(5.88) I should listen to Dharma
With respect and a good heart,
Recognizing it as the supreme medicine
For curing the pains of anger and attachment.
The best way of helping others is by teaching them Dharma. The best teacher is the best listener. Knowing how to listen to the Dharma not only helps us gain the most from the teachings we attend, but it also creates the causes for our students to listen correctly to us, thereby making our teachings more beneficial.
Listening to Dharma is different than listening to music on our iPod. Reading Dharma is different than reading the newspaper. From our side, we need to create certain causes and conditions within our mind to be able to receive the teachings in a way that moves our mind the most. Listening with a mind of faith is clearly different than listening with a skeptical mind. If we listen correctly, even if our teacher is teaching to a vast audience of thousands, it will feel as if the teaching was personalized just for us.
First we should have a mind of respect for the teacher. To have respect means “we look up to” somebody with admiration and we naturally seek to “fulfill their wishes.” At a minimum, this means we should abandon any inappropriate attention on any perceived faults. Sometimes we have had a bad experience with our teacher in the past, and subsequently we receive no benefit from their teachings because all we can see is their past mistake. Our teachers don’t have to be perfect to give us useful teachings. We can realize our teacher has many good qualities and their giving Dharma teachings is coming from a good place in their heart. When we respect somebody, we naturally seek to fulfill their wishes. What does our teacher wish for us? That we learn how to be happy all of the time, and then help others do the same. A good teacher has no wish other than this. To help cultivate our respect, we should imagine that the living Lama Tsongkhapa enters into the heart of our teacher, and through the conduit of our teacher gives the teachings. We may not have full respect for our teacher, but there is no reason why we can’t have full respect for Lama Tsongkhapa.

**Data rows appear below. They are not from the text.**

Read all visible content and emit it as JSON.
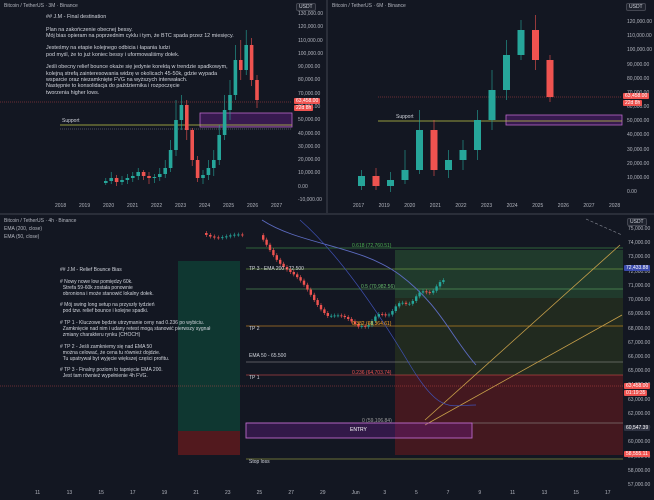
{
  "panels": {
    "p3m": {
      "title": "Bitcoin / TetherUS · 3M · Binance",
      "quote": "USDT",
      "price_axis": [
        "130,000.00",
        "120,000.00",
        "110,000.00",
        "100,000.00",
        "90,000.00",
        "80,000.00",
        "70,000.00",
        "60,000.00",
        "50,000.00",
        "40,000.00",
        "30,000.00",
        "20,000.00",
        "10,000.00",
        "0.00",
        "-10,000.00"
      ],
      "time_axis": [
        "2018",
        "2019",
        "2020",
        "2021",
        "2022",
        "2023",
        "2024",
        "2025",
        "2026",
        "2027"
      ],
      "price_tag": "63,458.00",
      "price_tag_sub": "22d 8h",
      "support_label": "Support",
      "note": "## J.M - Final destination\n\nPlan na zakończenie obecnej bessy.\nMój bias opieram na poprzednim cyklu i tym, że BTC spada przez 12 miesięcy.\n\nJesteśmy na etapie kolejnego odbicia i łapania ludzi\npod myśl, że to już koniec bessy i uformowaliśmy dołek.\n\nJeśli obecny relief bounce okaże się jedynie korektą w trendzie spadkowym,\nkolejną strefą zainteresowania widzę w okolicach 45-50k, gdzie wypada\nwsparcie oraz niezamknięte FVG na wyższych interwałach.\nNastępnie to konsolidacja do października i rozpoczęcie\ntworzenia higher lows."
    },
    "p6m": {
      "title": "Bitcoin / TetherUS · 6M · Binance",
      "quote": "USDT",
      "price_axis": [
        "120,000.00",
        "110,000.00",
        "100,000.00",
        "90,000.00",
        "80,000.00",
        "70,000.00",
        "60,000.00",
        "50,000.00",
        "40,000.00",
        "30,000.00",
        "20,000.00",
        "10,000.00",
        "0.00"
      ],
      "time_axis": [
        "2017",
        "2019",
        "2020",
        "2021",
        "2022",
        "2023",
        "2024",
        "2025",
        "2026",
        "2027",
        "2028"
      ],
      "price_tag": "63,458.00",
      "price_tag_sub": "22d 8h",
      "support_label": "Support"
    },
    "p4h": {
      "title": "Bitcoin / TetherUS · 4h · Binance",
      "legend": [
        "EMA (200, close)",
        "EMA (50, close)"
      ],
      "quote": "USDT",
      "price_axis": [
        "75,000.00",
        "74,000.00",
        "73,000.00",
        "72,000.00",
        "71,000.00",
        "70,000.00",
        "69,000.00",
        "68,000.00",
        "67,000.00",
        "66,000.00",
        "65,000.00",
        "64,000.00",
        "63,000.00",
        "62,000.00",
        "61,000.00",
        "60,000.00",
        "59,000.00",
        "58,000.00",
        "57,000.00"
      ],
      "time_axis": [
        "11",
        "13",
        "15",
        "17",
        "19",
        "21",
        "23",
        "25",
        "27",
        "29",
        "Jun",
        "3",
        "5",
        "7",
        "9",
        "11",
        "13",
        "15",
        "17"
      ],
      "tags": {
        "ema200": "72,433.88",
        "price": "63,458.00",
        "price_sub": "01:19:35",
        "ema50": "60,547.39",
        "stop": "58,555.11"
      },
      "fib_labels": {
        "f618": "0.618 (72,760.51)",
        "f5": "0.5 (70,982.56)",
        "f382": "0.382 (68,364.61)",
        "f236": "0.236 (64,703.74)",
        "f0": "0 (59,106.84)"
      },
      "levels": {
        "tp3": "TP 3 - EMA 200 - 72.500",
        "tp2": "TP 2",
        "ema50": "EMA 50 - 65.500",
        "tp1": "TP 1",
        "entry": "ENTRY",
        "stop": "Stop loss"
      },
      "note": "## J.M - Relief Bounce Bias\n\n# Nowy nowe low pomiędzy 60k.\n  Strefa 59-60k została ponownie\n  obroniona i może stanowić lokalny dołek.\n\n# Mój swing long setup na przyszły tydzień\n  pod tzw. relief bounce i kolejne spadki.\n\n# TP 1 - Kluczowe będzie utrzymanie ceny nad 0.236 po wybiciu.\n  Zamknięcie nad nim i udany retest mogą stanowić pierwszy sygnał\n  zmiany charakteru rynku (CHOCH)\n\n# TP 2 - Jeśli zamkniemy się nad EMA 50\n  można celować, że cena tu również dojdzie.\n  Tu upatrywał byt wyjęcie większej części profitu.\n\n# TP 3 - Finalny poziom to tapnięcie EMA 200.\n  Jest tam również wypełnienie 4h FVG."
    }
  },
  "colors": {
    "bg": "#131722",
    "up": "#26a69a",
    "down": "#ef5350",
    "support": "#b6c14a",
    "box": "#9c27b0",
    "target_zone": "#1b5e20",
    "stop_zone": "#7f1d1d"
  }
}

To listen with a good heart means our motivation for receiving the teaching is spiritual. People attend Dharma teachings for all sorts of strange reasons, but if we want to get the most out of them we should strive to cultivate a spiritual motivation. At a minimum, we can recall that we have two types of problems, outer and inner. Dharma teachings can’t explain to us how to solve our outer problems, our normal studies in school and life teach us that; rather Dharma teachings explain to us how to resolve our inner problem of delusions and negative karma. If we are confused about the distinction between these two types of problems, thinking our inner problem is our outer problem, then Dharma teachings will seem to have little value. But if are clear on this distinction, we will grasp their purpose. Ideally, we should have a “pure” motivation. A pure motivation is one that transcends the concerns of this life alone. This life is short and its duration is uncertain, but our future lives are long and their duration is endless. The real purpose of Dharma is to provide us protection in all our future lives – protection from falling into the lower realms, protection from another rebirth in samsara and protection from becoming stuck in solitary peace and not pushing through to full enlightenment. A sincere and sustained practice of Lamrim will help us improve our motivation, making it increasingly spiritual and increasingly pure.
Finally, we should regard the Dharma teaching as personal advice for curing our inner sickness of delusions. If we are not aware we have cancer, explanations of cancer treatments are of little interest. But when we realize our life depends on the explanations because we do have cancer, we listen with a clear intention to put into practice whatever is explained. When we come to a Dharma teaching, we should “bring our problem with us.” On any given day, something is bothering us one way or another. We should bring that problem, no matter how big nor how small, to the teaching, and view the teaching as exactly the personal instructions we need for overcoming this particular problem.
How can it be that our teacher can be giving instructions to many yet it still be personal advice? The answer is blessings. When we have respect, a good motivation and view the instructions as personal advice for the sickness within our mind, we will receive special blessings that enable us to understand the teachings we are receiving as they relate to our inner problem. If others are doing the same with respect to their inner problems, they too will receive their special blessings and the teachings will likewise be personal advice for them – just in a different way. Ultimately, we have no problems other than the ones our delusions mentally create for us. All Dharma functions to oppose delusions, and every instruction of Dharma understood correctly has the power to oppose any delusion.